* TASK DESCRIPTION: Could the entries below be reproduced exactly, with the images removed?

┌────────

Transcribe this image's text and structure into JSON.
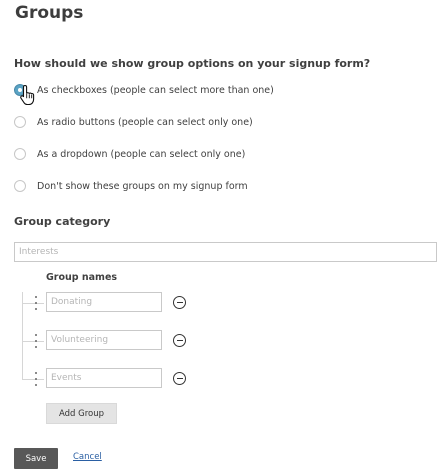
{
  "page": {
    "title": "Groups"
  },
  "display": {
    "question": "How should we show group options on your signup form?",
    "options": [
      {
        "label": "As checkboxes (people can select more than one)",
        "selected": true
      },
      {
        "label": "As radio buttons (people can select only one)",
        "selected": false
      },
      {
        "label": "As a dropdown (people can select only one)",
        "selected": false
      },
      {
        "label": "Don't show these groups on my signup form",
        "selected": false
      }
    ]
  },
  "category": {
    "label": "Group category",
    "value": "",
    "placeholder": "Interests"
  },
  "group_names": {
    "label": "Group names",
    "items": [
      {
        "value": "",
        "placeholder": "Donating"
      },
      {
        "value": "",
        "placeholder": "Volunteering"
      },
      {
        "value": "",
        "placeholder": "Events"
      }
    ],
    "add_label": "Add Group"
  },
  "actions": {
    "save_label": "Save",
    "cancel_label": "Cancel"
  },
  "colors": {
    "radio_selected": "#5aa3c4",
    "save_button": "#585858",
    "link": "#2a5fa3"
  }
}
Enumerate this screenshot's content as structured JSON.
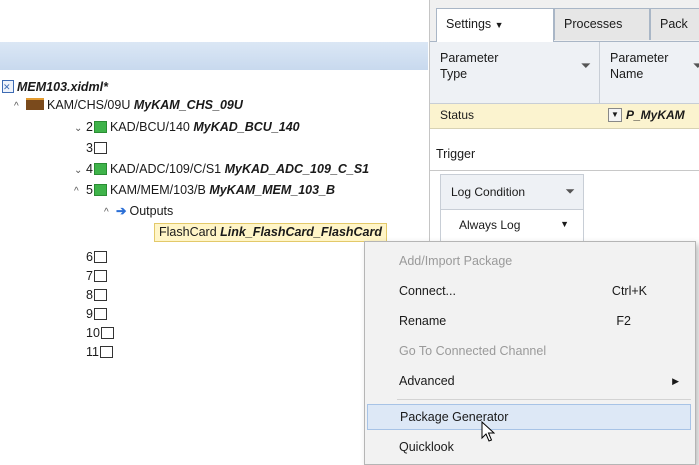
{
  "tree": {
    "file": {
      "name": "MEM103.xidml*"
    },
    "chassis": {
      "path": "KAM/CHS/09U",
      "name": "MyKAM_CHS_09U"
    },
    "slots": [
      {
        "slot": "2",
        "path": "KAD/BCU/140",
        "name": "MyKAD_BCU_140"
      },
      {
        "slot": "3"
      },
      {
        "slot": "4",
        "path": "KAD/ADC/109/C/S1",
        "name": "MyKAD_ADC_109_C_S1"
      },
      {
        "slot": "5",
        "path": "KAM/MEM/103/B",
        "name": "MyKAM_MEM_103_B"
      },
      {
        "slot": "6"
      },
      {
        "slot": "7"
      },
      {
        "slot": "8"
      },
      {
        "slot": "9"
      },
      {
        "slot": "10"
      },
      {
        "slot": "11"
      }
    ],
    "outputs_label": "Outputs",
    "flash": {
      "label": "FlashCard",
      "name": "Link_FlashCard_FlashCard"
    }
  },
  "right": {
    "tabs": [
      "Settings",
      "Processes",
      "Pack"
    ],
    "table": {
      "col1": [
        "Parameter",
        "Type"
      ],
      "col2": [
        "Parameter",
        "Name"
      ],
      "status_type": "Status",
      "status_name": "P_MyKAM"
    },
    "trigger_label": "Trigger",
    "log_condition_header": "Log Condition",
    "log_condition_value": "Always Log"
  },
  "menu": {
    "items": [
      {
        "label": "Add/Import Package",
        "shortcut": "",
        "enabled": false
      },
      {
        "label": "Connect...",
        "shortcut": "Ctrl+K",
        "enabled": true
      },
      {
        "label": "Rename",
        "shortcut": "F2",
        "enabled": true
      },
      {
        "label": "Go To Connected Channel",
        "shortcut": "",
        "enabled": false
      },
      {
        "label": "Advanced",
        "shortcut": "",
        "enabled": true
      },
      {
        "label": "Package Generator",
        "shortcut": "",
        "enabled": true
      },
      {
        "label": "Quicklook",
        "shortcut": "",
        "enabled": true
      }
    ]
  }
}
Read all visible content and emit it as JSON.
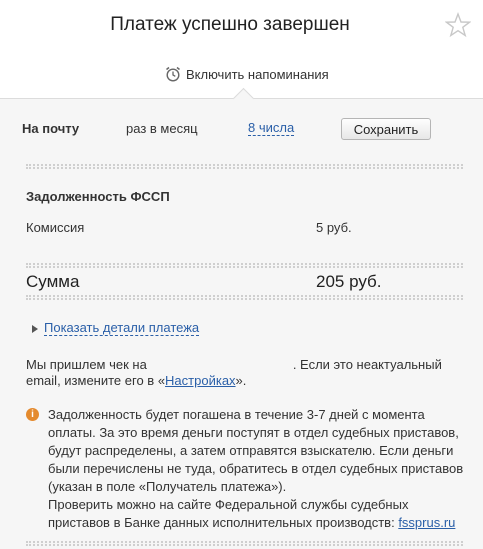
{
  "header": {
    "title": "Платеж успешно завершен",
    "reminder_label": "Включить напоминания"
  },
  "reminder_row": {
    "channel": "На почту",
    "frequency": "раз в месяц",
    "day": "8 числа",
    "save_label": "Сохранить"
  },
  "payment": {
    "service": "Задолженность ФССП",
    "fee_label": "Комиссия",
    "fee_value": "5 руб.",
    "total_label": "Сумма",
    "total_value": "205 руб.",
    "details_link": "Показать детали платежа"
  },
  "receipt": {
    "prefix": "Мы пришлем чек на",
    "middle": ". Если это неактуальный email, измените его в «",
    "settings_link": "Настройках",
    "suffix": "»."
  },
  "notice": {
    "text": "Задолженность будет погашена в течение 3-7 дней с момента оплаты. За это время деньги поступят в отдел судебных приставов, будут распределены, а затем отправятся взыскателю. Если деньги были перечислены не туда, обратитесь в отдел судебных приставов (указан в поле «Получатель платежа»).",
    "check_text": "Проверить можно на сайте Федеральной службы судебных приставов в Банке данных исполнительных производств: ",
    "link": "fssprus.ru"
  },
  "colors": {
    "link": "#2a5fa8",
    "panel_bg": "#f6f6f6",
    "info_icon": "#e48a2e"
  },
  "icons": [
    "star-icon",
    "alarm-clock-icon",
    "expand-triangle-icon",
    "info-icon"
  ]
}
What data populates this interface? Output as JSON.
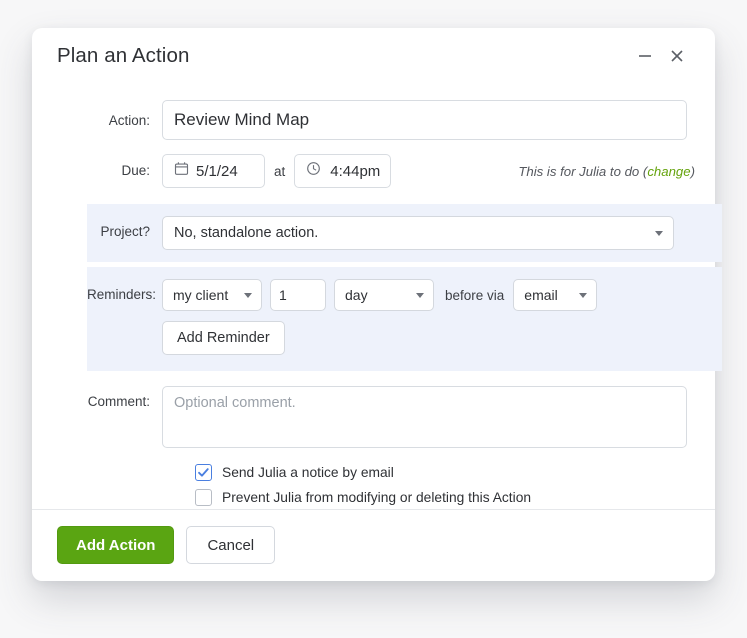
{
  "dialog": {
    "title": "Plan an Action",
    "minimize_icon": "minimize-icon",
    "close_icon": "close-icon"
  },
  "form": {
    "action": {
      "label": "Action:",
      "value": "Review Mind Map",
      "placeholder": ""
    },
    "due": {
      "label": "Due:",
      "date_value": "5/1/24",
      "date_icon": "calendar-icon",
      "at_label": "at",
      "time_value": "4:44pm",
      "time_icon": "clock-icon",
      "assignee_note_prefix": "This is for Julia to do (",
      "assignee_note_link": "change",
      "assignee_note_suffix": ")"
    },
    "project": {
      "label": "Project?",
      "selected": "No, standalone action.",
      "caret_icon": "chevron-down-icon"
    },
    "reminders": {
      "label": "Reminders:",
      "who_selected": "my client",
      "amount_value": "1",
      "unit_selected": "day",
      "middle_label": "before via",
      "via_selected": "email",
      "add_button": "Add Reminder"
    },
    "comment": {
      "label": "Comment:",
      "value": "",
      "placeholder": "Optional comment."
    },
    "checkboxes": [
      {
        "label": "Send Julia a notice by email",
        "checked": true
      },
      {
        "label": "Prevent Julia from modifying or deleting this Action",
        "checked": false
      }
    ]
  },
  "footer": {
    "submit_label": "Add Action",
    "cancel_label": "Cancel"
  },
  "colors": {
    "primary_button": "#5aa512",
    "link_green": "#65a30d",
    "panel_background": "#eef2fb",
    "checkbox_checked": "#4a7fe0"
  }
}
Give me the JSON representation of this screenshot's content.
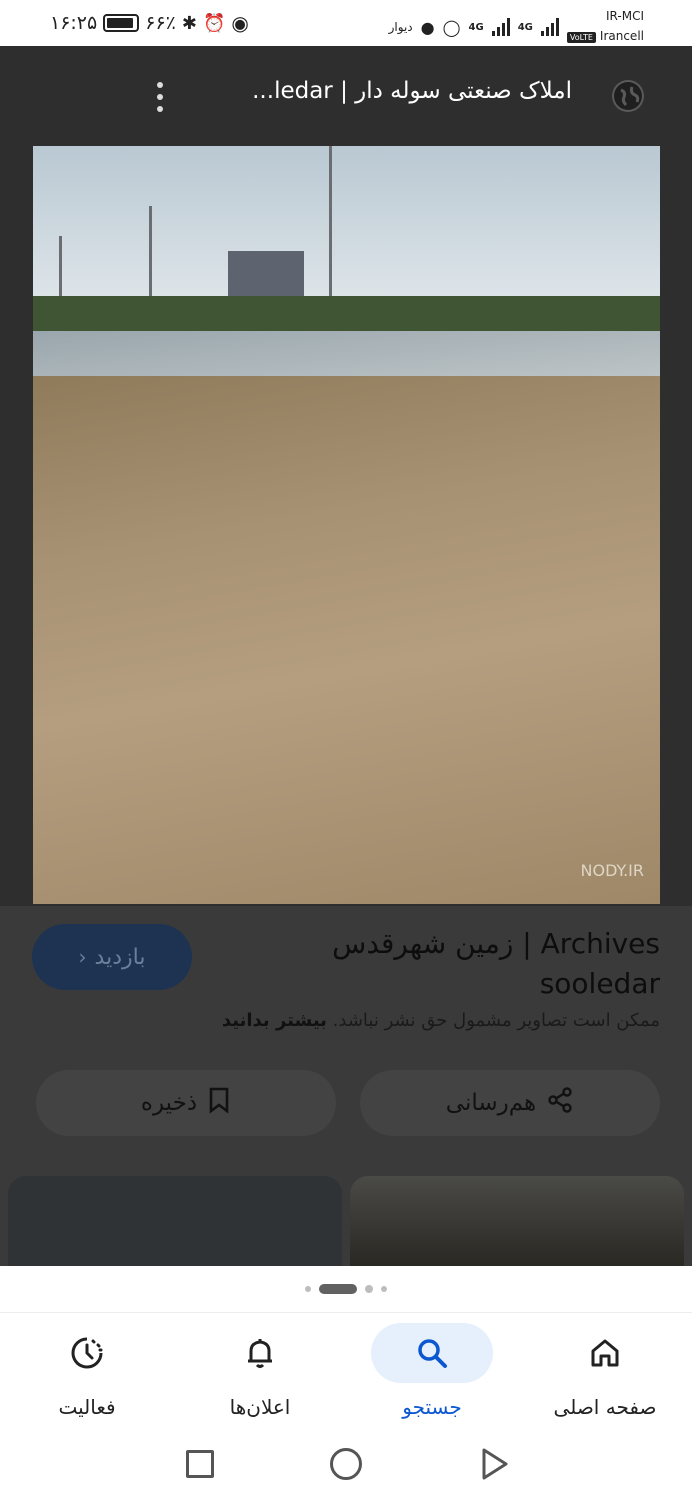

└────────

* RESPONSE:
Transcribe this image's text and structure into JSON.
{
  "page": {
    "title": "Groups"
  },
  "display": {
    "question": "How should we show group options on your signup form?",
    "options": [
      {
        "label": "As checkboxes (people can select more than one)",
        "selected": true
      },
      {
        "label": "As radio buttons (people can select only one)",
        "selected": false
      },
      {
        "label": "As a dropdown (people can select only one)",
        "selected": false
      },
      {
        "label": "Don't show these groups on my signup form",
        "selected": false
      }
    ]
  },
  "category": {
    "label": "Group category",
    "value": "",
    "placeholder": "Interests"
  },
  "group_names": {
    "label": "Group names",
    "items": [
      {
        "value": "",
        "placeholder": "Donating"
      },
      {
        "value": "",
        "placeholder": "Volunteering"
      },
      {
        "value": "",
        "placeholder": "Events"
      }
    ],
    "add_label": "Add Group"
  },
  "actions": {
    "save_label": "Save",
    "cancel_label": "Cancel"
  },
  "colors": {
    "radio_selected": "#5aa3c4",
    "save_button": "#585858",
    "link": "#2a5fa3"
  }
}
Enumerate this screenshot's content as structured JSON.
{
  "tree": {
    "file": {
      "name": "MEM103.xidml*"
    },
    "chassis": {
      "path": "KAM/CHS/09U",
      "name": "MyKAM_CHS_09U"
    },
    "slots": [
      {
        "slot": "2",
        "path": "KAD/BCU/140",
        "name": "MyKAD_BCU_140"
      },
      {
        "slot": "3"
      },
      {
        "slot": "4",
        "path": "KAD/ADC/109/C/S1",
        "name": "MyKAD_ADC_109_C_S1"
      },
      {
        "slot": "5",
        "path": "KAM/MEM/103/B",
        "name": "MyKAM_MEM_103_B"
      },
      {
        "slot": "6"
      },
      {
        "slot": "7"
      },
      {
        "slot": "8"
      },
      {
        "slot": "9"
      },
      {
        "slot": "10"
      },
      {
        "slot": "11"
      }
    ],
    "outputs_label": "Outputs",
    "flash": {
      "label": "FlashCard",
      "name": "Link_FlashCard_FlashCard"
    }
  },
  "right": {
    "tabs": [
      "Settings",
      "Processes",
      "Pack"
    ],
    "table": {
      "col1": [
        "Parameter",
        "Type"
      ],
      "col2": [
        "Parameter",
        "Name"
      ],
      "status_type": "Status",
      "status_name": "P_MyKAM"
    },
    "trigger_label": "Trigger",
    "log_condition_header": "Log Condition",
    "log_condition_value": "Always Log"
  },
  "menu": {
    "items": [
      {
        "label": "Add/Import Package",
        "shortcut": "",
        "enabled": false
      },
      {
        "label": "Connect...",
        "shortcut": "Ctrl+K",
        "enabled": true
      },
      {
        "label": "Rename",
        "shortcut": "F2",
        "enabled": true
      },
      {
        "label": "Go To Connected Channel",
        "shortcut": "",
        "enabled": false
      },
      {
        "label": "Advanced",
        "shortcut": "",
        "enabled": true
      },
      {
        "label": "Package Generator",
        "shortcut": "",
        "enabled": true
      },
      {
        "label": "Quicklook",
        "shortcut": "",
        "enabled": true
      }
    ]
  }
}
Read all visible content and emit it as JSON.
{
  "header": {
    "title": "Платеж успешно завершен",
    "reminder_label": "Включить напоминания"
  },
  "reminder_row": {
    "channel": "На почту",
    "frequency": "раз в месяц",
    "day": "8 числа",
    "save_label": "Сохранить"
  },
  "payment": {
    "service": "Задолженность ФССП",
    "fee_label": "Комиссия",
    "fee_value": "5 руб.",
    "total_label": "Сумма",
    "total_value": "205 руб.",
    "details_link": "Показать детали платежа"
  },
  "receipt": {
    "prefix": "Мы пришлем чек на",
    "middle": ". Если это неактуальный email, измените его в «",
    "settings_link": "Настройках",
    "suffix": "»."
  },
  "notice": {
    "text": "Задолженность будет погашена в течение 3-7 дней с момента оплаты. За это время деньги поступят в отдел судебных приставов, будут распределены, а затем отправятся взыскателю. Если деньги были перечислены не туда, обратитесь в отдел судебных приставов (указан в поле «Получатель платежа»).",
    "check_text": "Проверить можно на сайте Федеральной службы судебных приставов в Банке данных исполнительных производств: ",
    "link": "fssprus.ru"
  },
  "colors": {
    "link": "#2a5fa8",
    "panel_bg": "#f6f6f6",
    "info_icon": "#e48a2e"
  },
  "icons": [
    "star-icon",
    "alarm-clock-icon",
    "expand-triangle-icon",
    "info-icon"
  ]
}
What data populates this interface? Output as JSON.
{
  "dialog": {
    "title": "Plan an Action",
    "minimize_icon": "minimize-icon",
    "close_icon": "close-icon"
  },
  "form": {
    "action": {
      "label": "Action:",
      "value": "Review Mind Map",
      "placeholder": ""
    },
    "due": {
      "label": "Due:",
      "date_value": "5/1/24",
      "date_icon": "calendar-icon",
      "at_label": "at",
      "time_value": "4:44pm",
      "time_icon": "clock-icon",
      "assignee_note_prefix": "This is for Julia to do (",
      "assignee_note_link": "change",
      "assignee_note_suffix": ")"
    },
    "project": {
      "label": "Project?",
      "selected": "No, standalone action.",
      "caret_icon": "chevron-down-icon"
    },
    "reminders": {
      "label": "Reminders:",
      "who_selected": "my client",
      "amount_value": "1",
      "unit_selected": "day",
      "middle_label": "before via",
      "via_selected": "email",
      "add_button": "Add Reminder"
    },
    "comment": {
      "label": "Comment:",
      "value": "",
      "placeholder": "Optional comment."
    },
    "checkboxes": [
      {
        "label": "Send Julia a notice by email",
        "checked": true
      },
      {
        "label": "Prevent Julia from modifying or deleting this Action",
        "checked": false
      }
    ]
  },
  "footer": {
    "submit_label": "Add Action",
    "cancel_label": "Cancel"
  },
  "colors": {
    "primary_button": "#5aa512",
    "link_green": "#65a30d",
    "panel_background": "#eef2fb",
    "checkbox_checked": "#4a7fe0"
  }
}
Give me the JSON representation of this screenshot's content.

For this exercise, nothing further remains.